## Work item
Could you please reproduce all the records below exactly, leaving out the images?

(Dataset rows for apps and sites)
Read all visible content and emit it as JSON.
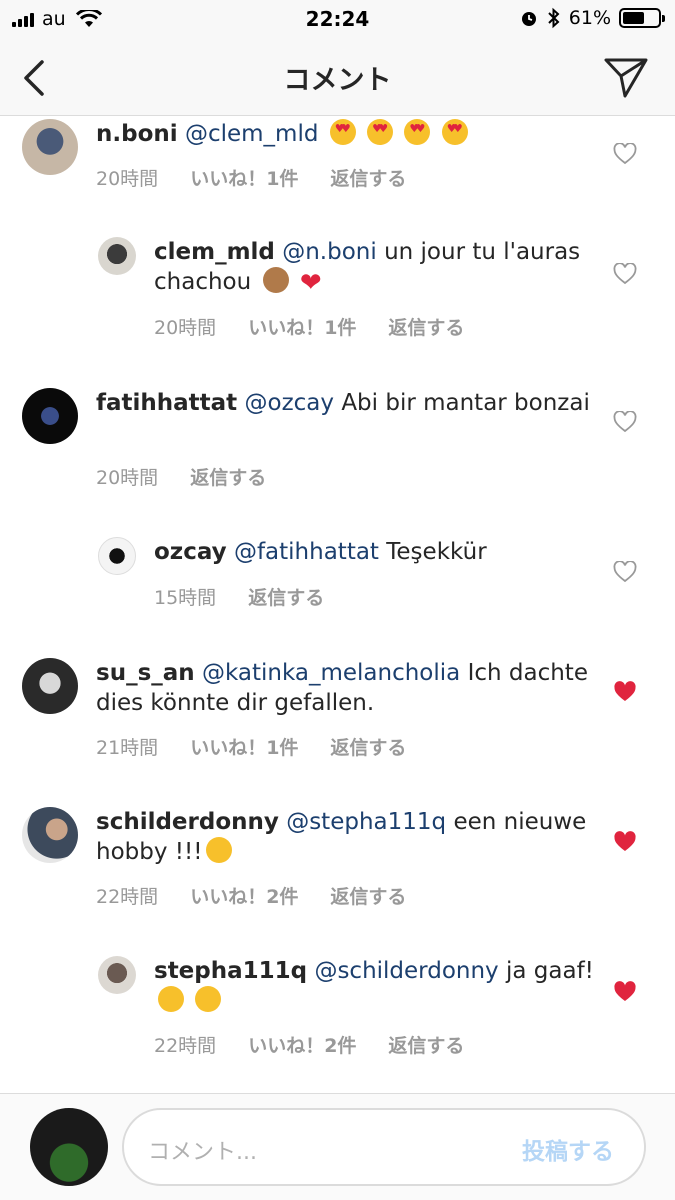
{
  "status_bar": {
    "carrier": "au",
    "time": "22:24",
    "battery_text": "61%",
    "battery_level": 0.61
  },
  "nav": {
    "title": "コメント"
  },
  "comments": [
    {
      "username": "n.boni",
      "mention": "@clem_mld",
      "text": "",
      "emojis": [
        "heart-eyes",
        "heart-eyes",
        "heart-eyes",
        "heart-eyes"
      ],
      "time": "20時間",
      "likes": "いいね！1件",
      "reply": "返信する",
      "liked": false,
      "reply_level": 0
    },
    {
      "username": "clem_mld",
      "mention": "@n.boni",
      "text": "un jour tu l'auras chachou",
      "emojis": [
        "see-no-evil-monkey",
        "red-heart"
      ],
      "time": "20時間",
      "likes": "いいね！1件",
      "reply": "返信する",
      "liked": false,
      "reply_level": 1
    },
    {
      "username": "fatihhattat",
      "mention": "@ozcay",
      "text": "Abi bir mantar bonzai",
      "emojis": [],
      "time": "20時間",
      "likes": "",
      "reply": "返信する",
      "liked": false,
      "reply_level": 0
    },
    {
      "username": "ozcay",
      "mention": "@fatihhattat",
      "text": "Teşekkür",
      "emojis": [],
      "time": "15時間",
      "likes": "",
      "reply": "返信する",
      "liked": false,
      "reply_level": 1
    },
    {
      "username": "su_s_an",
      "mention": "@katinka_melancholia",
      "text": "Ich dachte dies könnte dir gefallen.",
      "emojis": [],
      "time": "21時間",
      "likes": "いいね！1件",
      "reply": "返信する",
      "liked": true,
      "reply_level": 0
    },
    {
      "username": "schilderdonny",
      "mention": "@stepha111q",
      "text": "een nieuwe hobby !!!",
      "emojis": [
        "winking-tongue"
      ],
      "time": "22時間",
      "likes": "いいね！2件",
      "reply": "返信する",
      "liked": true,
      "reply_level": 0
    },
    {
      "username": "stepha111q",
      "mention": "@schilderdonny",
      "text": "ja gaaf!",
      "emojis": [
        "hugging",
        "hugging"
      ],
      "time": "22時間",
      "likes": "いいね！2件",
      "reply": "返信する",
      "liked": true,
      "reply_level": 1
    }
  ],
  "composer": {
    "placeholder": "コメント...",
    "post_label": "投稿する"
  },
  "colors": {
    "mention": "#1c3f6e",
    "liked_heart": "#e0243e",
    "meta": "#999999",
    "post_disabled": "#b5d6f6"
  }
}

## Result for this task
Read all visible content and emit it as JSON.
{
  "status_bar": {
    "carrier": "au",
    "time": "22:24",
    "battery_text": "61%",
    "battery_level": 0.61
  },
  "nav": {
    "title": "コメント"
  },
  "comments": [
    {
      "username": "n.boni",
      "mention": "@clem_mld",
      "text": "",
      "emojis": [
        "heart-eyes",
        "heart-eyes",
        "heart-eyes",
        "heart-eyes"
      ],
      "time": "20時間",
      "likes": "いいね！1件",
      "reply": "返信する",
      "liked": false,
      "reply_level": 0
    },
    {
      "username": "clem_mld",
      "mention": "@n.boni",
      "text": "un jour tu l'auras chachou",
      "emojis": [
        "see-no-evil-monkey",
        "red-heart"
      ],
      "time": "20時間",
      "likes": "いいね！1件",
      "reply": "返信する",
      "liked": false,
      "reply_level": 1
    },
    {
      "username": "fatihhattat",
      "mention": "@ozcay",
      "text": "Abi bir mantar bonzai",
      "emojis": [],
      "time": "20時間",
      "likes": "",
      "reply": "返信する",
      "liked": false,
      "reply_level": 0
    },
    {
      "username": "ozcay",
      "mention": "@fatihhattat",
      "text": "Teşekkür",
      "emojis": [],
      "time": "15時間",
      "likes": "",
      "reply": "返信する",
      "liked": false,
      "reply_level": 1
    },
    {
      "username": "su_s_an",
      "mention": "@katinka_melancholia",
      "text": "Ich dachte dies könnte dir gefallen.",
      "emojis": [],
      "time": "21時間",
      "likes": "いいね！1件",
      "reply": "返信する",
      "liked": true,
      "reply_level": 0
    },
    {
      "username": "schilderdonny",
      "mention": "@stepha111q",
      "text": "een nieuwe hobby !!!",
      "emojis": [
        "winking-tongue"
      ],
      "time": "22時間",
      "likes": "いいね！2件",
      "reply": "返信する",
      "liked": true,
      "reply_level": 0
    },
    {
      "username": "stepha111q",
      "mention": "@schilderdonny",
      "text": "ja gaaf!",
      "emojis": [
        "hugging",
        "hugging"
      ],
      "time": "22時間",
      "likes": "いいね！2件",
      "reply": "返信する",
      "liked": true,
      "reply_level": 1
    }
  ],
  "composer": {
    "placeholder": "コメント...",
    "post_label": "投稿する"
  },
  "colors": {
    "mention": "#1c3f6e",
    "liked_heart": "#e0243e",
    "meta": "#999999",
    "post_disabled": "#b5d6f6"
  }
}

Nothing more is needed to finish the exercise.